Hurricane season started last week, and the NOAA is predicting that it will be one of the worst the U.S. has ever seen. Considering what happened to New York in the last super storm, we can’t help but ask ourselves whether the city is ready for another one – and if what the Intelligencer concludes is true, we’re not. They recently did some research into the question on everyone’s minds and found some very disturbing data points. Read on to see the five major areas of hurricane preparedness that NYC is currently lacking .
The first area of concern is subway flooding. Though the MTA has advanced solutions to stop subway flooding in the works, they won’t be implemented for months and even years. Meanwhile, the city will have to rely on temporary measures like putting up temporary walls around subway stairwells or plugging entrances with inflatable bladders. These temporary measures are no guarantee that the subways won’t get flooded and force the city to come to a halt.
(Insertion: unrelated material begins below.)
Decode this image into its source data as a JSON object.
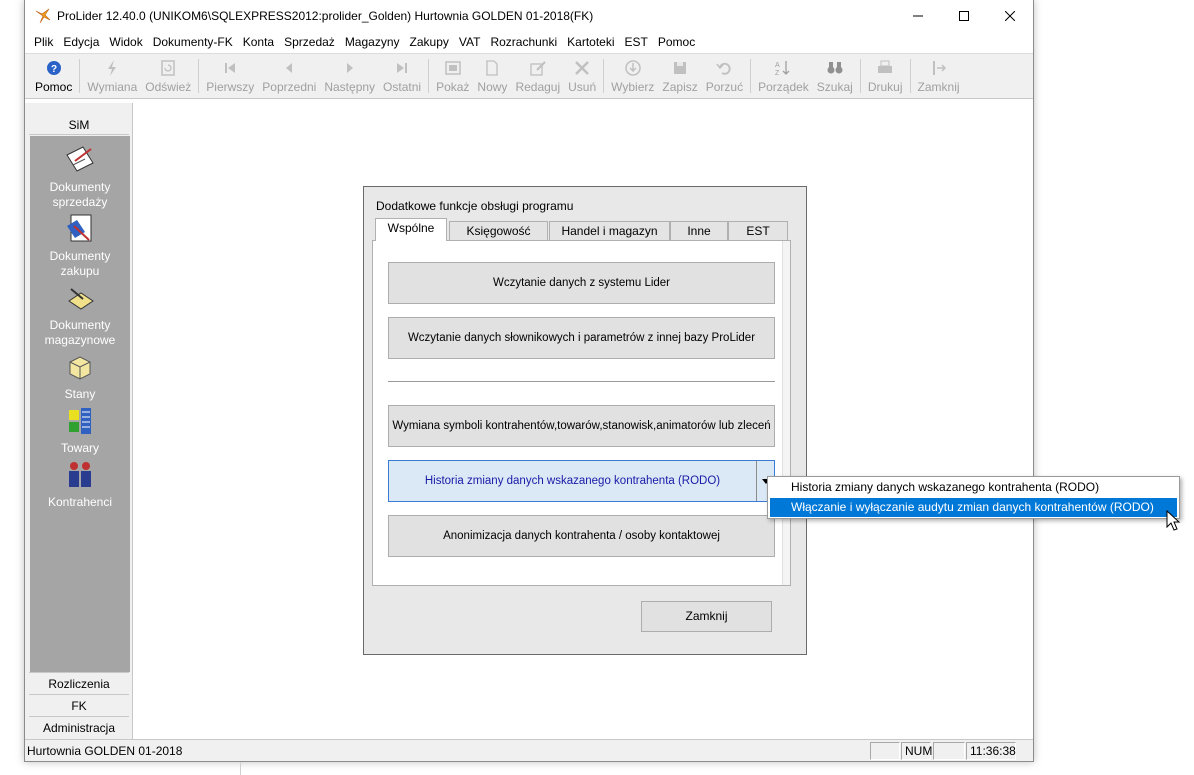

The second area of concern is power outages. Con Ed has already put in place $400 million worth of improvements into the electrical infrastructure. And it plans to put another $1 billion into improvements over the next four years. But in the meantime, the city will have to rely on the existing system and hope it holds out if there’s another hurricane.
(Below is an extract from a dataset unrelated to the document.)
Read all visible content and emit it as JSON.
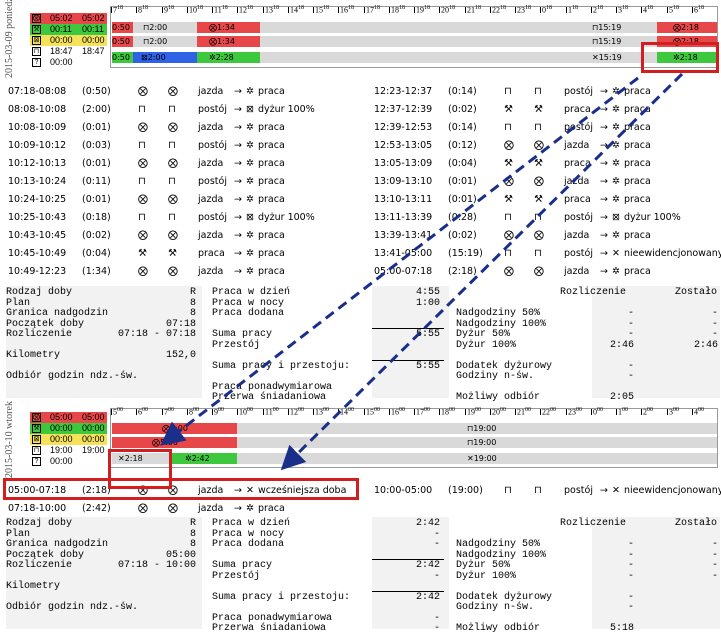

The third area of concern is hospital preparedness. Though there were no fatalities during Hurricane Sandy due to hospital evacuations, there have been virtually no measures taken to improve hospital preparedness if another hurricane hits. Administrators blame federal cutback to hospital preparedness funds, among other things.
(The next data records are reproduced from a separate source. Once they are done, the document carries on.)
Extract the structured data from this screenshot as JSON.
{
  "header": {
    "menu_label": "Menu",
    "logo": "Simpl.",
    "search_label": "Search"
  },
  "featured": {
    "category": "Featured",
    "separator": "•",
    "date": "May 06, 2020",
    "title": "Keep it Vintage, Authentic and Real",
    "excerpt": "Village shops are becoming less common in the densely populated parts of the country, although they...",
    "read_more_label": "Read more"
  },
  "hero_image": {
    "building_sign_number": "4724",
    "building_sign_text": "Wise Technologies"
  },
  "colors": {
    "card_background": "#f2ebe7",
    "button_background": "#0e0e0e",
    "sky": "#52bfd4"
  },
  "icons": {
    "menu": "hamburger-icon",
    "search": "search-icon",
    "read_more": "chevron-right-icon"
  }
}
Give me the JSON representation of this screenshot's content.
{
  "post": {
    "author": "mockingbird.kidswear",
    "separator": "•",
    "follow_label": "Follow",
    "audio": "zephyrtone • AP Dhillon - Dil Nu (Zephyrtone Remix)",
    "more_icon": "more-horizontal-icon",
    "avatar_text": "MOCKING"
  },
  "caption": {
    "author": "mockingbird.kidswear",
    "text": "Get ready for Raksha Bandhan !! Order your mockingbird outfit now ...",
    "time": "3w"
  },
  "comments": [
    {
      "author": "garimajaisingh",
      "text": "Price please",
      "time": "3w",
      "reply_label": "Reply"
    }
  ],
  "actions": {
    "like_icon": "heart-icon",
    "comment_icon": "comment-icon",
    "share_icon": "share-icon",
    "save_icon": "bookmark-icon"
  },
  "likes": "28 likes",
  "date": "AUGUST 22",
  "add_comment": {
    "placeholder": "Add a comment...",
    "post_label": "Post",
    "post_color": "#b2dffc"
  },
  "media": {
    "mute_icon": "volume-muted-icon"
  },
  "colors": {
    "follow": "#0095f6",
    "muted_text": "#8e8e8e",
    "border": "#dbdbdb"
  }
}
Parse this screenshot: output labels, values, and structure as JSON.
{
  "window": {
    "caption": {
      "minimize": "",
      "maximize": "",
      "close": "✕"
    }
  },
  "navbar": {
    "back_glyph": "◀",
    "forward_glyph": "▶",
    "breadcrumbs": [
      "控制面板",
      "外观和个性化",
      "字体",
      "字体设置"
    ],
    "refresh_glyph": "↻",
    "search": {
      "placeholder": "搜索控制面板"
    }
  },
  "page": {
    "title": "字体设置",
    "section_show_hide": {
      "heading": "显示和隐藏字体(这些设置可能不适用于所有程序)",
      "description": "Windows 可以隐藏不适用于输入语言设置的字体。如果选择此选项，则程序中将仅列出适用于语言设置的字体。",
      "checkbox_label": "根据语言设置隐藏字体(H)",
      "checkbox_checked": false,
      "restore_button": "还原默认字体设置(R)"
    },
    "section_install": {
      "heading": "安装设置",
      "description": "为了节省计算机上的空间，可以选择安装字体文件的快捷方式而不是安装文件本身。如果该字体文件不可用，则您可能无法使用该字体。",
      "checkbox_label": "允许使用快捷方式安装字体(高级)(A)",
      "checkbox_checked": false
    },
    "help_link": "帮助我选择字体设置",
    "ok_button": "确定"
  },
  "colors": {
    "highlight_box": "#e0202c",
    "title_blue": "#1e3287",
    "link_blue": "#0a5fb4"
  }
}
The fourth area of concern is the availability of gas during an extreme weather event. So far, incentives have been offered to gas station owners to keep backup generators on site so as not to disrupt gas availability. And Governor Cuomo pushed through a proposal in the state that actually requires 1,450 gas stations in the metropolitan area to outfit themselves with backup generators. But aside from this, not much is in place to ensure a steady gas supply in case of a weather crisis.
The fifth and final area of concern is residential safety along the shoreline. Certain stretches of sand along the southern coast will be, or already have been, fortified with HESCO barriers and TrapBags. And sand lost to Sandy will be trucked in by the U.S. Corps of Engineers, beginning this month, a process that won’t be complete until 2014. Meanwhile, residents along the shore will be vulnerable. The city is also planning on announcing an improved evacuation plan of vulnerable residents that will cover an additional 640,000 people. The only problem with evacuation plans is that there is no way to force residents to leave their homes for safer ground.
Though New York is learning lessons from Sandy and scrambling to improve its resiliency against future storms, the reality of actually upgrading existing infrastructure is proving to be costly and will take time. Meanwhile, hurricane season is already underway and extreme weather may strike whether the city is ready or not.
Photos from Imgur, Andrea Booher (This image is from the FEMA Photo Library.) [Public domain], via Wikimedia Commons and by Sugar Pond (http://flickr.com/photos/sugarpond/858527503/) [CC-BY-SA-2.0], via Wikimedia Commons